### Component data from apps and pages
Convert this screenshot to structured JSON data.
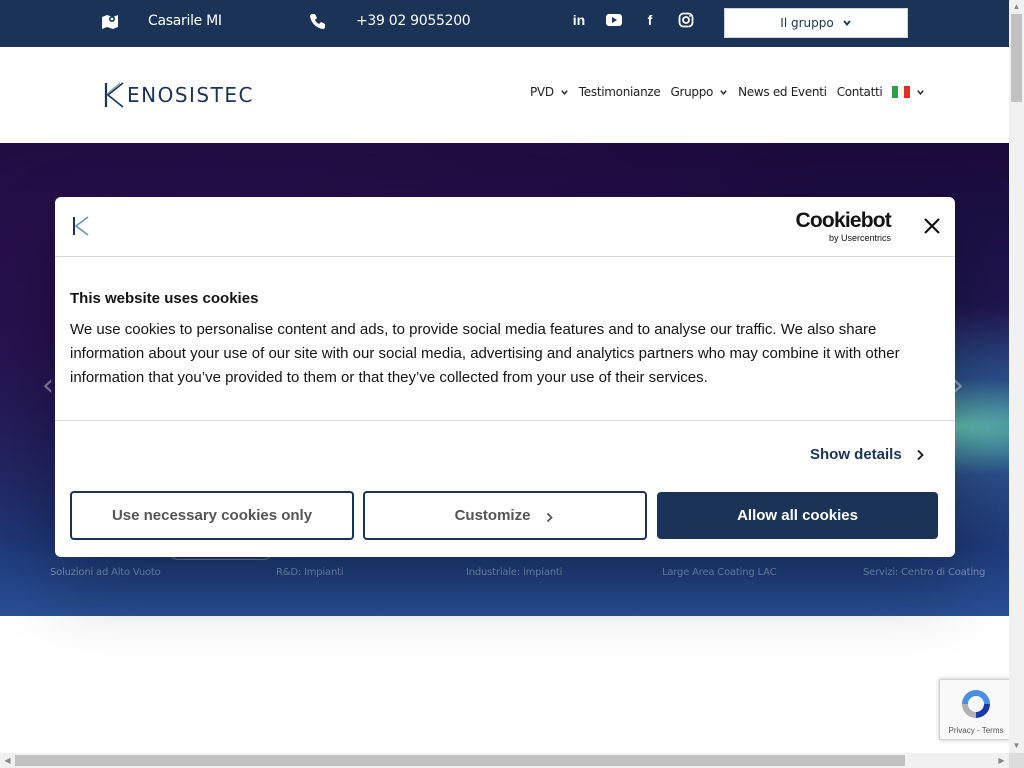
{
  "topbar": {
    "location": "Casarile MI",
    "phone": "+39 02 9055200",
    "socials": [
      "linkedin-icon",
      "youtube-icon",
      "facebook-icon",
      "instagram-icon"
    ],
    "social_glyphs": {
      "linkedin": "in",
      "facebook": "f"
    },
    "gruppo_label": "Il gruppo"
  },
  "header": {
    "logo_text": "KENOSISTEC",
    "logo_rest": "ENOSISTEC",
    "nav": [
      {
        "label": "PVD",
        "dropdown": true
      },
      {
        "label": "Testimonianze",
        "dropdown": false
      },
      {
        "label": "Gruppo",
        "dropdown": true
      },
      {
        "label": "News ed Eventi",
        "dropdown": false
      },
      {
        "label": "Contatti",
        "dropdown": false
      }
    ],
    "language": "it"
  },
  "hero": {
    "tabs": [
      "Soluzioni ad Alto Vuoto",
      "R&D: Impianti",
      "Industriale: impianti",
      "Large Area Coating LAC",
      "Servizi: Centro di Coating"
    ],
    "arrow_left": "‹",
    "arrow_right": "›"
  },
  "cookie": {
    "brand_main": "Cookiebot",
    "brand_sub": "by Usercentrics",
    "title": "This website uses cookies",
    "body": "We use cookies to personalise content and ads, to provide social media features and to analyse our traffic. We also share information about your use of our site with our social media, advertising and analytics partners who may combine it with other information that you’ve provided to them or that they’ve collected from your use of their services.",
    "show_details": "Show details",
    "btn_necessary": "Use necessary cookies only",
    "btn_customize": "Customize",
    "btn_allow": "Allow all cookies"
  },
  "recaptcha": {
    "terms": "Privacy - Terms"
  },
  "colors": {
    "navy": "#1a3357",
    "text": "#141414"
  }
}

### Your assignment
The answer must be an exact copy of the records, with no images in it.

### Written answer
Convert this screenshot to structured JSON data.
{
  "topbar": {
    "location": "Casarile MI",
    "phone": "+39 02 9055200",
    "socials": [
      "linkedin-icon",
      "youtube-icon",
      "facebook-icon",
      "instagram-icon"
    ],
    "social_glyphs": {
      "linkedin": "in",
      "facebook": "f"
    },
    "gruppo_label": "Il gruppo"
  },
  "header": {
    "logo_text": "KENOSISTEC",
    "logo_rest": "ENOSISTEC",
    "nav": [
      {
        "label": "PVD",
        "dropdown": true
      },
      {
        "label": "Testimonianze",
        "dropdown": false
      },
      {
        "label": "Gruppo",
        "dropdown": true
      },
      {
        "label": "News ed Eventi",
        "dropdown": false
      },
      {
        "label": "Contatti",
        "dropdown": false
      }
    ],
    "language": "it"
  },
  "hero": {
    "tabs": [
      "Soluzioni ad Alto Vuoto",
      "R&D: Impianti",
      "Industriale: impianti",
      "Large Area Coating LAC",
      "Servizi: Centro di Coating"
    ],
    "arrow_left": "‹",
    "arrow_right": "›"
  },
  "cookie": {
    "brand_main": "Cookiebot",
    "brand_sub": "by Usercentrics",
    "title": "This website uses cookies",
    "body": "We use cookies to personalise content and ads, to provide social media features and to analyse our traffic. We also share information about your use of our site with our social media, advertising and analytics partners who may combine it with other information that you’ve provided to them or that they’ve collected from your use of their services.",
    "show_details": "Show details",
    "btn_necessary": "Use necessary cookies only",
    "btn_customize": "Customize",
    "btn_allow": "Allow all cookies"
  },
  "recaptcha": {
    "terms": "Privacy - Terms"
  },
  "colors": {
    "navy": "#1a3357",
    "text": "#141414"
  }
}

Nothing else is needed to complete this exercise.